WORK TO BE COMPLETED:
From the data below, return all lines holding the string "景山公园".

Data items

----

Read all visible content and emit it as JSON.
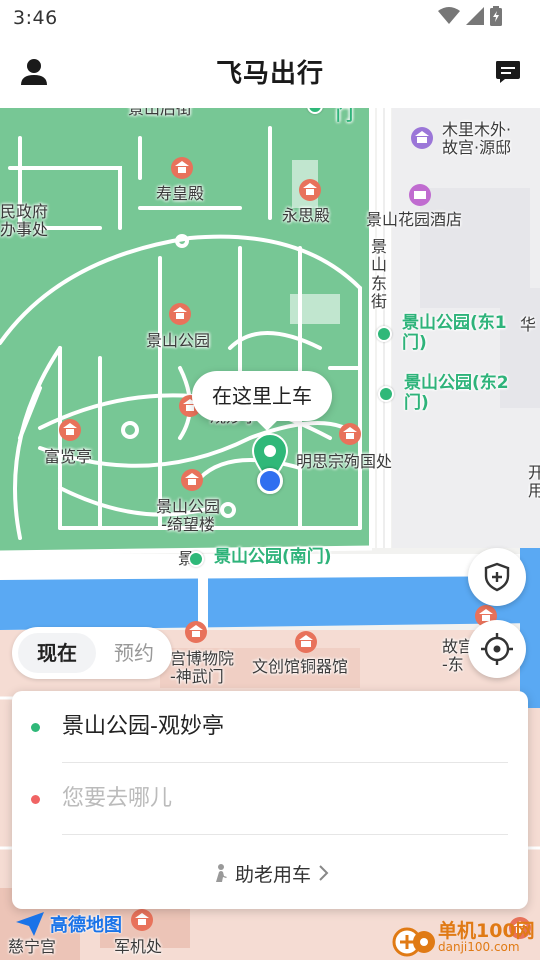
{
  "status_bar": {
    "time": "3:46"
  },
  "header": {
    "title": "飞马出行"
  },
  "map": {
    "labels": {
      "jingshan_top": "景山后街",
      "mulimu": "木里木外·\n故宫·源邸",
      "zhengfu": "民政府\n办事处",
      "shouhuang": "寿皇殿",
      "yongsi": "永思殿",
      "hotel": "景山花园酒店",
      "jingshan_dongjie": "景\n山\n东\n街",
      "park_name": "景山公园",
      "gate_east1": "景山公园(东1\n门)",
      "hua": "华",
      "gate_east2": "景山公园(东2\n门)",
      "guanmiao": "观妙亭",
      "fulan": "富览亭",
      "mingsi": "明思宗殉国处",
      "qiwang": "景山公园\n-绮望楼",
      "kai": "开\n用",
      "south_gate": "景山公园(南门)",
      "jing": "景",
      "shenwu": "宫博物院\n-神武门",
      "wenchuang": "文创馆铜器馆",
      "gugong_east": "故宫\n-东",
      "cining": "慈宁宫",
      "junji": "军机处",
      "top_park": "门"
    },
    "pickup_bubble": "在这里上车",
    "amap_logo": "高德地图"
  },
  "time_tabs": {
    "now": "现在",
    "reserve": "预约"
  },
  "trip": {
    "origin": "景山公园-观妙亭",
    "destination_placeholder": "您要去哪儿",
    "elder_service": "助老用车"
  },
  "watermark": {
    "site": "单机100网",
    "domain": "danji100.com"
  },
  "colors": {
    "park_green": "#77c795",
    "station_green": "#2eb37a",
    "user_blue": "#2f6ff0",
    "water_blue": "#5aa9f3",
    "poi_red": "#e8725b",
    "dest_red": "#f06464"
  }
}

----

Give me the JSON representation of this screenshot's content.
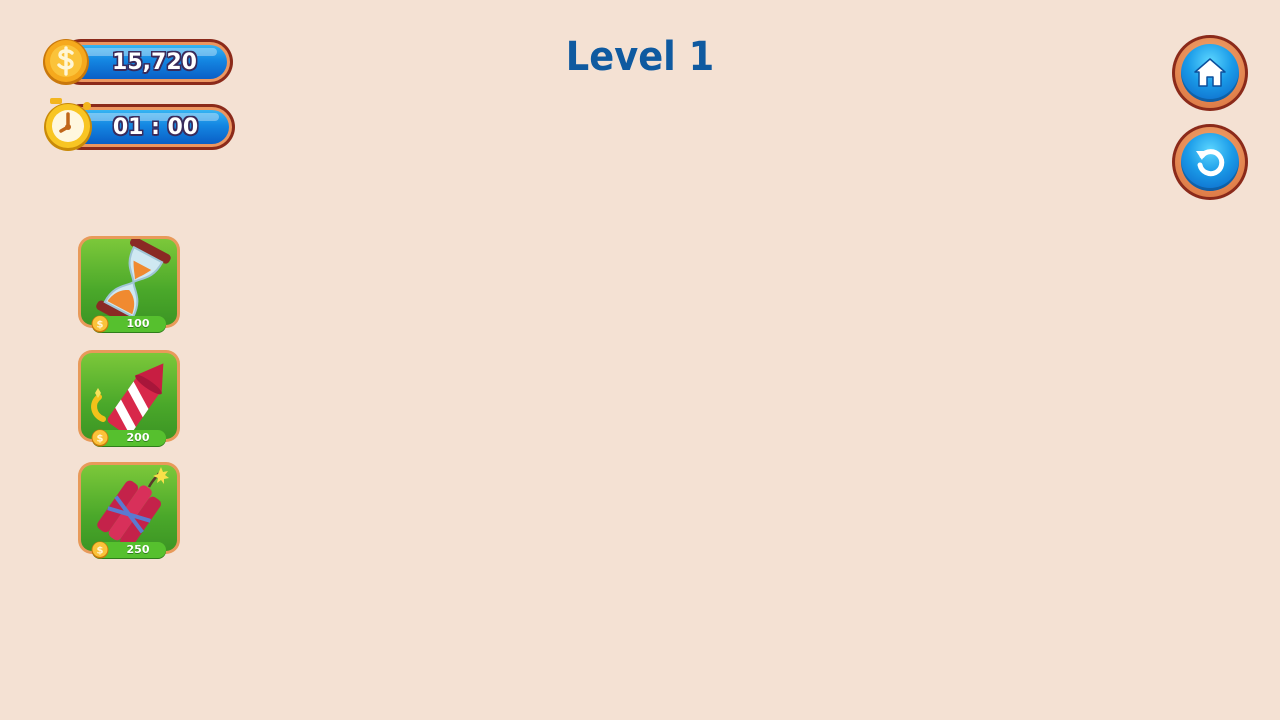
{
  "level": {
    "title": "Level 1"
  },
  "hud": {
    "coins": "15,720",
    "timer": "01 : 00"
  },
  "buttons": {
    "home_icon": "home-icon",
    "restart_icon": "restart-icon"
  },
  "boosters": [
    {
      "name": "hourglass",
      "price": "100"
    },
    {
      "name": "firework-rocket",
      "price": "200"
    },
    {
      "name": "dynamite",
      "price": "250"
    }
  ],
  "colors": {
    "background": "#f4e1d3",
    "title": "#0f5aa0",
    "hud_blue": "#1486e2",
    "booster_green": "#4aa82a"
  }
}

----

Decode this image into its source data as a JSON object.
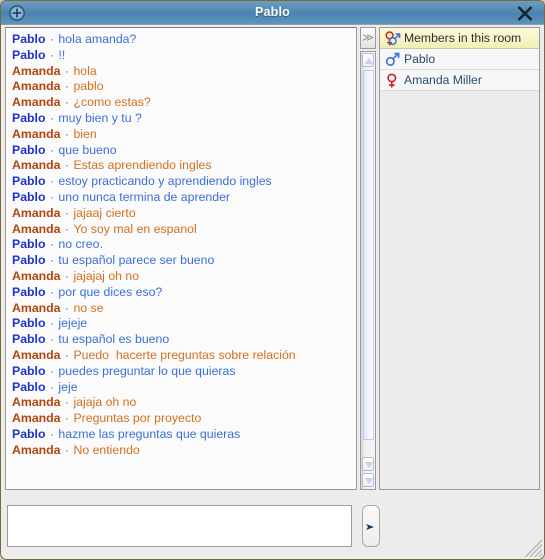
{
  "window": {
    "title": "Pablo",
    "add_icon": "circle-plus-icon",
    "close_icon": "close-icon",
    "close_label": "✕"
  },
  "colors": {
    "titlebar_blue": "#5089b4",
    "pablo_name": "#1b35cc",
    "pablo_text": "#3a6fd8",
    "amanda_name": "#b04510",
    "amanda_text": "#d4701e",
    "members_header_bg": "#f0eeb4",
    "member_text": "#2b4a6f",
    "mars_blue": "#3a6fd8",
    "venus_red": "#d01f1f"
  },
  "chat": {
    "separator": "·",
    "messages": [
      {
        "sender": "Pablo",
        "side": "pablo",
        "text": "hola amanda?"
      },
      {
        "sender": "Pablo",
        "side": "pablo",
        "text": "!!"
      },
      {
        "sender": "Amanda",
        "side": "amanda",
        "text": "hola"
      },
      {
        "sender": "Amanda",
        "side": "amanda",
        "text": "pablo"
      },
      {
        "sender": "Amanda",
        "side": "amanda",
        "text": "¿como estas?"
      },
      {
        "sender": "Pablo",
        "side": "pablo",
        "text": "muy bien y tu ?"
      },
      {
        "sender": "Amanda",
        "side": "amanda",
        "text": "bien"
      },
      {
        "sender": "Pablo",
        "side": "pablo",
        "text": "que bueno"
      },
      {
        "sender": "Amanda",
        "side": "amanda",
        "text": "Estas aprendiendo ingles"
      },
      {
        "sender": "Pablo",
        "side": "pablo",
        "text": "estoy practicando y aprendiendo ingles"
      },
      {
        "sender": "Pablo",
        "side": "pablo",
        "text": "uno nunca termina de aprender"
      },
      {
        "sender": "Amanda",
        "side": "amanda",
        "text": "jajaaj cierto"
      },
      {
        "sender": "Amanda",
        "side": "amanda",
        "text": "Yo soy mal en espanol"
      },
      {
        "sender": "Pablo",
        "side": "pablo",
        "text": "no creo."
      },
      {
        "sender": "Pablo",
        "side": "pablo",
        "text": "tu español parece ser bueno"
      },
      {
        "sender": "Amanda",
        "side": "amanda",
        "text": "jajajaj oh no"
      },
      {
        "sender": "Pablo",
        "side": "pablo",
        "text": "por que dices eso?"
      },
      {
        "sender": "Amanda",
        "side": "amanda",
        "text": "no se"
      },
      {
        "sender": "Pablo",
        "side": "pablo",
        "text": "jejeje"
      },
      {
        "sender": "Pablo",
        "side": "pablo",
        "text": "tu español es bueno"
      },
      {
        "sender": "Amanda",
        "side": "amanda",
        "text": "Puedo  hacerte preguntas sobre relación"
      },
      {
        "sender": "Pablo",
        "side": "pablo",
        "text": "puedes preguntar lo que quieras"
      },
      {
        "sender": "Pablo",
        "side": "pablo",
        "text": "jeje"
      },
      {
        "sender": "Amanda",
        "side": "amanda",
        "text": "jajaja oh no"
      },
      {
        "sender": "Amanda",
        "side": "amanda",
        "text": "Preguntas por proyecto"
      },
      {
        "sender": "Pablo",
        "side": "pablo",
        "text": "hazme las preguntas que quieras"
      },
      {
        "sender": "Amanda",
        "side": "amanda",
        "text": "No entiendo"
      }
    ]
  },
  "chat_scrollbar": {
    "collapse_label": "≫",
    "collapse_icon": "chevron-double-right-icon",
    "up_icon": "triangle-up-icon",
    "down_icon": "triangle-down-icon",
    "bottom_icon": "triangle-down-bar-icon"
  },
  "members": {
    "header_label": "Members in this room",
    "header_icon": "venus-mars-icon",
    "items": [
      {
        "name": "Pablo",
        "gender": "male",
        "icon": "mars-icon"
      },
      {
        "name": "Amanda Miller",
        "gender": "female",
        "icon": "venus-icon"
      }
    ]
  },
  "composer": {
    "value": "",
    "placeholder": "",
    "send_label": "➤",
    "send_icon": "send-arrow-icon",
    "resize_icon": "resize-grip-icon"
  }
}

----

TASK RESULT:
      "park_name": "景山公园",
      "gate_east1": "景山公园(东1\n门)",
      "gate_east2": "景山公园(东2\n门)",
      "qiwang": "景山公园\n-绮望楼",
      "south_gate": "景山公园(南门)",
    "origin": "景山公园-观妙亭",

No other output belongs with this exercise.